Wherever the word "label" appears in the entries, copy the whole line.

[Dataset rows describing interfaces]
--- START ---

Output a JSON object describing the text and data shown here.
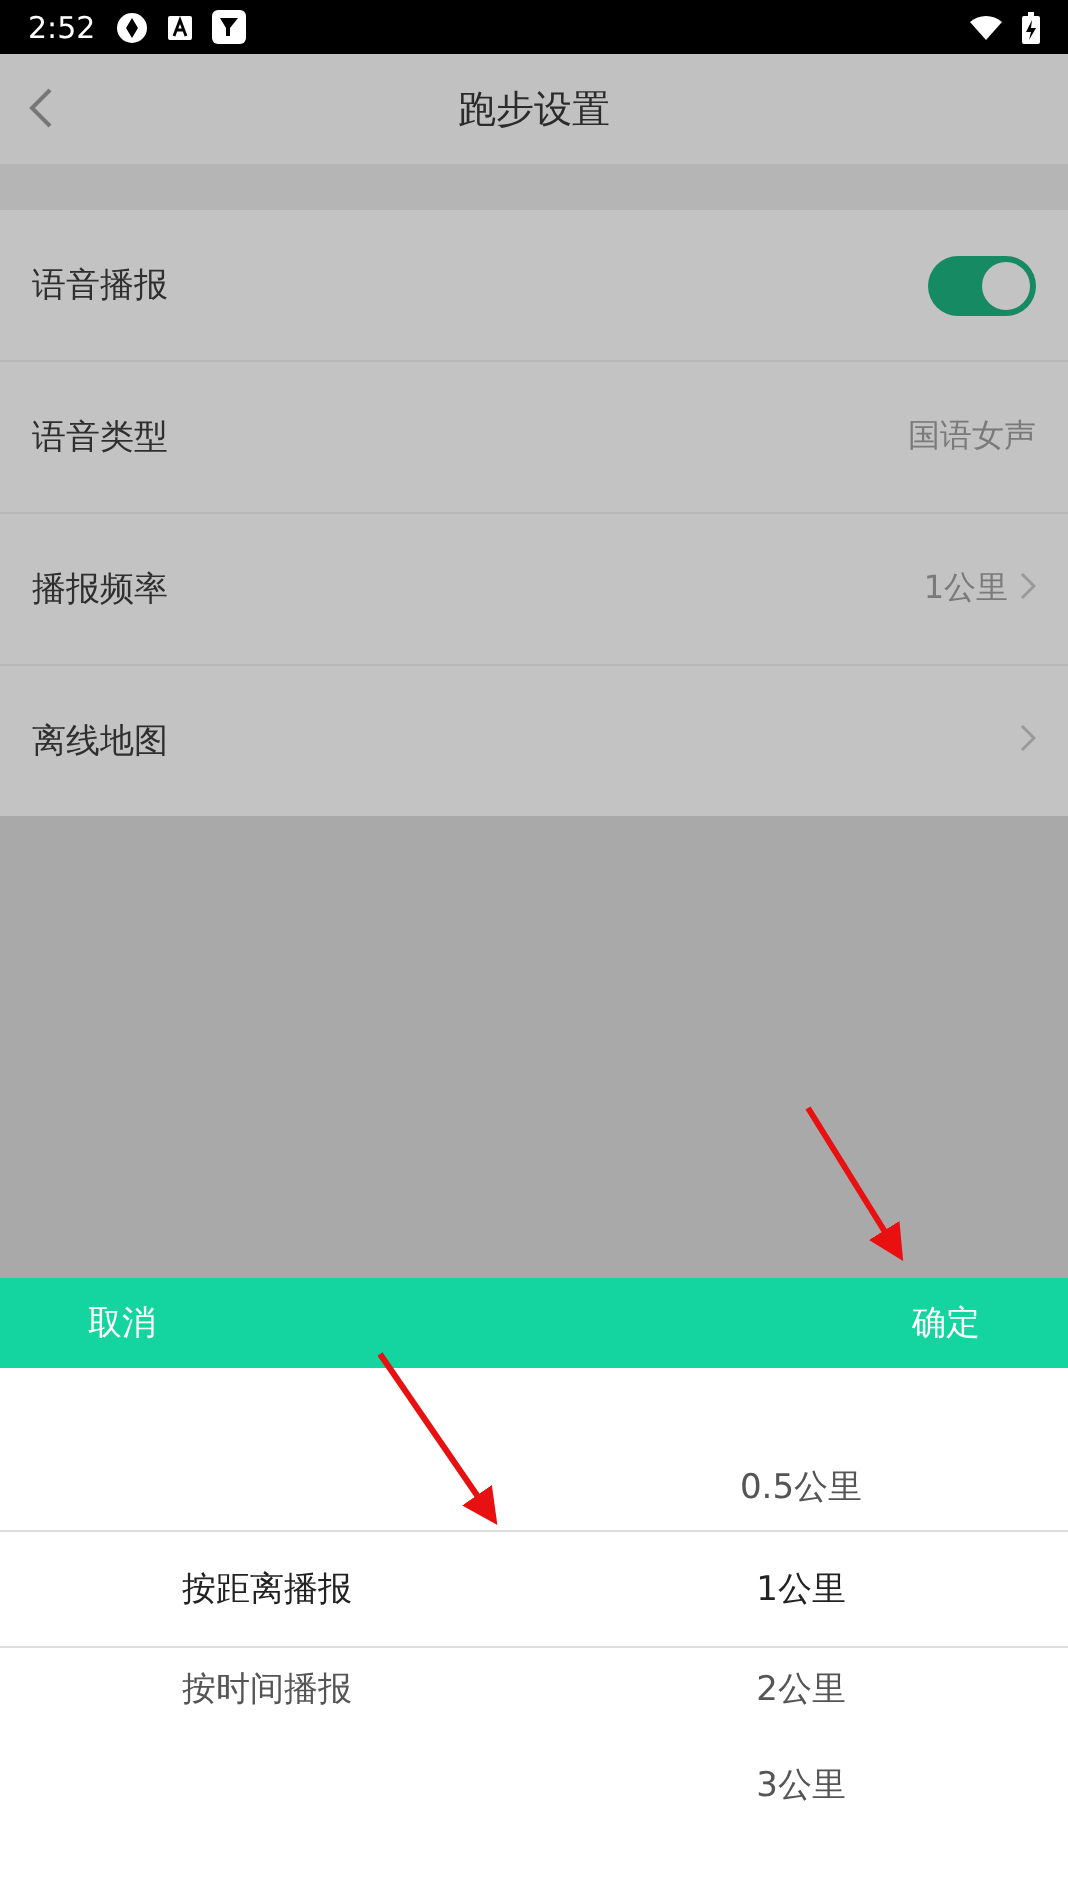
{
  "status_bar": {
    "time": "2:52"
  },
  "header": {
    "title": "跑步设置"
  },
  "settings": [
    {
      "kind": "toggle",
      "label": "语音播报",
      "on": true
    },
    {
      "kind": "value",
      "label": "语音类型",
      "value": "国语女声",
      "chevron": false
    },
    {
      "kind": "value",
      "label": "播报频率",
      "value": "1公里",
      "chevron": true
    },
    {
      "kind": "value",
      "label": "离线地图",
      "chevron": true
    }
  ],
  "picker": {
    "cancel": "取消",
    "confirm": "确定",
    "mode_options": [
      {
        "label": "按距离播报",
        "selected": true
      },
      {
        "label": "按时间播报",
        "selected": false
      }
    ],
    "interval_options": [
      {
        "label": "0.5公里",
        "selected": false
      },
      {
        "label": "1公里",
        "selected": true
      },
      {
        "label": "2公里",
        "selected": false
      },
      {
        "label": "3公里",
        "selected": false
      }
    ]
  }
}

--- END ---

* _Task solution_
      "label": "语音播报",
      "label": "语音类型",
      "label": "播报频率",
      "label": "离线地图",
        "label": "按距离播报",
        "label": "按时间播报",
        "label": "0.5公里",
        "label": "1公里",
        "label": "2公里",
        "label": "3公里",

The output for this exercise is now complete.